The Sudanese Professionals Association (SPA) is organising a number of workshops to prepare for the nation-wide dialogues on the five outstanding issues that have to be agreed on with the military junta in order to start a new transitional period governed by a civilian government. The dialogues are scheduled to start on January 3.
The transitional period that followed after the ouster of the ‘June 30 regime’ of Omar Al Bashir (1989-2019) was interrupted on October 25 last year by a coup d’état. The grassroot resistance committees and a number of political parties categorically reject negotiations with the ruling junta, while the military said they will retreat only after an agreement with the civilian opposition about a new government of technocrats.
As the security situation and the economic crisis in the country deteriorated even more after the coup, a number of (split-off) opposition groups headed by the Forces for Freedom and Change –Central Council (FFC-CC) opted for a deal with the military. They accepted the new Constitutional Charter for the upcoming transitional period (leading to general elections after about two years) drafted by the Sudanese Bar Association in August, and signed a Framework Agreement on December 5, under auspices of the AU-IGAD-UN Trilateral Mechanism.
Five important but thorny issues (justice and transitional justice, security and military reform, approaches to empowerment removal*, possible amendments to the Juba Peace Agreement, and governance issues regarding eastern Sudan), would be discussed later, and agreed on in a Final Agreement.
On Wednesday, the SPA, the driving force behind the 2018 December revolution, organised a workshop on the June 30 Empowerment Removal* Law of 2019.
SPA member Ahmed Khalil told the Sudan Today programme of Radio Dabanga that the workshop evaluated the performance of the ERC (that was suspended after the military coup of last year), and recommended to maintain the law, though with some amendments. The decisions of the Empowerment Removal Committee (ERC) should be final and the aggrieved party should not have the right to appeal. The concerned article in the law should instead stipulate that the ERC will have the power to review its decisions within a maximum period of 10 days.
Another recommendation concerns amending the powers of the ERC. It should have the competences of the Public Prosecution in cases of recovering public funds. A kind of “holding company” should be established to handle the recovered funds.
Khalil explained that a number of other SPA workshops have been planned in anticipation of FFC-CC dialogues starting on January 3.
Khalil said that a workshop planned to be held on Sunday will discuss the Juba Peace Agreement (JPA) and the required security and military reform, with the participation of JPA signatories and security and military leaders.
On January 4, a SPA workshop on eastern Sudan governance will be held. The issues of justice and transitional justice will be discussed on January 7 and 8.

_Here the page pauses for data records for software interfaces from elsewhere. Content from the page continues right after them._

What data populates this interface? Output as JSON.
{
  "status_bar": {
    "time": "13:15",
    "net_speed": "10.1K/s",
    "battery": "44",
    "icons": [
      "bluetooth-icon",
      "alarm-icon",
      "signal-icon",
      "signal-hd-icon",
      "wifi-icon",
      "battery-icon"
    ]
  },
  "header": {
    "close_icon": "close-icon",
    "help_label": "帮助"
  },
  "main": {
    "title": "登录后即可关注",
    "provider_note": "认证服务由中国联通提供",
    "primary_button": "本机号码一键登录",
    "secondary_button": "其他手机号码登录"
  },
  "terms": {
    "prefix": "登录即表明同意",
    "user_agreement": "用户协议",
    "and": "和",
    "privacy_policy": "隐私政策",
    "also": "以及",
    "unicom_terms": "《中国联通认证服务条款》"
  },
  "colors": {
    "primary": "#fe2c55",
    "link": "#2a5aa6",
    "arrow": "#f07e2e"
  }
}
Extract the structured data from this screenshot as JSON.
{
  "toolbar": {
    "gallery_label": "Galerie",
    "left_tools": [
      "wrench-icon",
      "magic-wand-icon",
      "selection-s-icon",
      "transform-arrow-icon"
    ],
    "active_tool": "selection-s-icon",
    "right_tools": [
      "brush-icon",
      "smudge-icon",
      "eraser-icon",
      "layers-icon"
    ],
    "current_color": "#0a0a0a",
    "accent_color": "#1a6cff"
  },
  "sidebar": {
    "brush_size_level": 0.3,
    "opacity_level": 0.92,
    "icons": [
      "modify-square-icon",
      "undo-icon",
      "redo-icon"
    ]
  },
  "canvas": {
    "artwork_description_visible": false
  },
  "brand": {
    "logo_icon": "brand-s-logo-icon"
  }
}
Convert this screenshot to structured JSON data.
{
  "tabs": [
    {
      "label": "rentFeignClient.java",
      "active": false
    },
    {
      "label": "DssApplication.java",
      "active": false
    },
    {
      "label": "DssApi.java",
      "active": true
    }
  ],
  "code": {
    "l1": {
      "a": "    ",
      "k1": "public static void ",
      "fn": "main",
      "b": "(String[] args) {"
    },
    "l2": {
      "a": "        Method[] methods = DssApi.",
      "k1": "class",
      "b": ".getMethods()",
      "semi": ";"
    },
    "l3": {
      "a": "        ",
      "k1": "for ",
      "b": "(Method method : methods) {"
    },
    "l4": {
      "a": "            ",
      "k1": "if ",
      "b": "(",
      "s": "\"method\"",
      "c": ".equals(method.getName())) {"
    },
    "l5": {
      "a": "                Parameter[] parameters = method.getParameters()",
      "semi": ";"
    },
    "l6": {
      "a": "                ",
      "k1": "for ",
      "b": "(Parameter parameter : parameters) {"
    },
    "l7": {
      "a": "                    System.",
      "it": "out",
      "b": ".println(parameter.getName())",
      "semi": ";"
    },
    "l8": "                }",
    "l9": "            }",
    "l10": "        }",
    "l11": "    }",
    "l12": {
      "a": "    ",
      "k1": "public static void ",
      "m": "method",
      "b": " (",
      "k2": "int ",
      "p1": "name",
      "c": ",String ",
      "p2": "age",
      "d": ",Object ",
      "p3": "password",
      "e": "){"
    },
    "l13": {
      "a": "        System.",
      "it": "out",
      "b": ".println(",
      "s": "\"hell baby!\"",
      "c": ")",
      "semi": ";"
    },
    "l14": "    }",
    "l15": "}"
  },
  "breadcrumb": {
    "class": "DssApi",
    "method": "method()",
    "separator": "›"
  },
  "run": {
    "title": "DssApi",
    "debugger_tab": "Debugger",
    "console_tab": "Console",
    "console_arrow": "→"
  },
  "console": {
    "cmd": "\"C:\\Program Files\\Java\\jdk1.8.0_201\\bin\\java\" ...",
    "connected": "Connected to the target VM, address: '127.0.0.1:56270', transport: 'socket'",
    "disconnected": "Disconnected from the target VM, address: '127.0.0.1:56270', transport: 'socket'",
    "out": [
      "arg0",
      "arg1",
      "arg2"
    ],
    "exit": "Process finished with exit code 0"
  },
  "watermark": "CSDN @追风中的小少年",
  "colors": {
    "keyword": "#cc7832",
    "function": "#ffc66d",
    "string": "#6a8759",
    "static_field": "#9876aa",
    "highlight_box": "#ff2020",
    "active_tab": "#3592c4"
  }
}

* Empowerment (tamkin) is the term with which the ousted government of Omar Al Bashir supported its affiliates by granting them far-going privileges, including government functions, the setting-up of various companies, and tax exemptions. In the end of 2019, the government of Abdallah Hamdok established the Empowerment Removal Committee with the aim to purge the country of the remnants of the Al Bashir regime. The committee’s full name is the Committee for Dismantling the June 30 1989 Regime, Removal of Empowerment and Corruption, and Recovering Public Funds.